* **WHAT YOU ARE ASKED TO DO**: From the data that follows, copy every line holding the string "location".

====================

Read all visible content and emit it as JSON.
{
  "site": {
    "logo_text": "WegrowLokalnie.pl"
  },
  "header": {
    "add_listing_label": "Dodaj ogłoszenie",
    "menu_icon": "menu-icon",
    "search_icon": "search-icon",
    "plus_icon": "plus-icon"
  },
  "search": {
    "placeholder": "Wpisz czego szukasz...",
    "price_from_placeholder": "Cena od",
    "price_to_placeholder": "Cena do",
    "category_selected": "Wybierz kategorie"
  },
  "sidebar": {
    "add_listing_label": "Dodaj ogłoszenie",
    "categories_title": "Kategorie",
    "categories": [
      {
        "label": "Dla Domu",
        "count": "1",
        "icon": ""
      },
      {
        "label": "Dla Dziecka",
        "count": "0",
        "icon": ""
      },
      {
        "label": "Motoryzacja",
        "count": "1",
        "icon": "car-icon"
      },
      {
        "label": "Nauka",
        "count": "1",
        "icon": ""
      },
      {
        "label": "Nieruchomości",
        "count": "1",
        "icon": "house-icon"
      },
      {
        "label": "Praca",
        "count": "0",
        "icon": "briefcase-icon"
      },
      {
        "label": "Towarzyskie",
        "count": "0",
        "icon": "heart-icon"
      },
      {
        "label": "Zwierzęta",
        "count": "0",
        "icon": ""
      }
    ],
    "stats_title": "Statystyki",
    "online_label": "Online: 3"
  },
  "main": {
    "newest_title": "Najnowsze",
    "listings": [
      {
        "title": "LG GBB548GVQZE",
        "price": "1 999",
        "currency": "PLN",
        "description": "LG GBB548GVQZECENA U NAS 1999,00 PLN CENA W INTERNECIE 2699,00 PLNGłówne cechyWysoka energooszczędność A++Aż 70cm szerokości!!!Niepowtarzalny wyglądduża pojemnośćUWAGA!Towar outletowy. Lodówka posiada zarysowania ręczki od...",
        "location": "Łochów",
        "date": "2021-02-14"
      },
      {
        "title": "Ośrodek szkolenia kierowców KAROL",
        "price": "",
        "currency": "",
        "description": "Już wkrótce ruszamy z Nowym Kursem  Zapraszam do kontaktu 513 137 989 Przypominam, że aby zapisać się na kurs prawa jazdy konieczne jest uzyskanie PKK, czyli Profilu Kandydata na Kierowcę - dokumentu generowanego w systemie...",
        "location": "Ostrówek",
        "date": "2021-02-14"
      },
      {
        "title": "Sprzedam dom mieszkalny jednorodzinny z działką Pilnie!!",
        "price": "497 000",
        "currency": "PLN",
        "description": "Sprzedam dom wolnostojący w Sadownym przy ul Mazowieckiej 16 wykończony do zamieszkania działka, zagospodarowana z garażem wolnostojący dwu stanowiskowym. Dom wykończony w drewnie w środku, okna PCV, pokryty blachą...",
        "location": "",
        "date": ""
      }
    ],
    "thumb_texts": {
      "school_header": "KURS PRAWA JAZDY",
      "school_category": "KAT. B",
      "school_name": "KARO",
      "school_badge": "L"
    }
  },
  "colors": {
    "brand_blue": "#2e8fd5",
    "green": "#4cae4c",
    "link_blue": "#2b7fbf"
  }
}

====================

* **SOLUTION TO THE PROBLEM**:
        "location": "Łochów",
        "location": "Ostrówek",
        "location": "",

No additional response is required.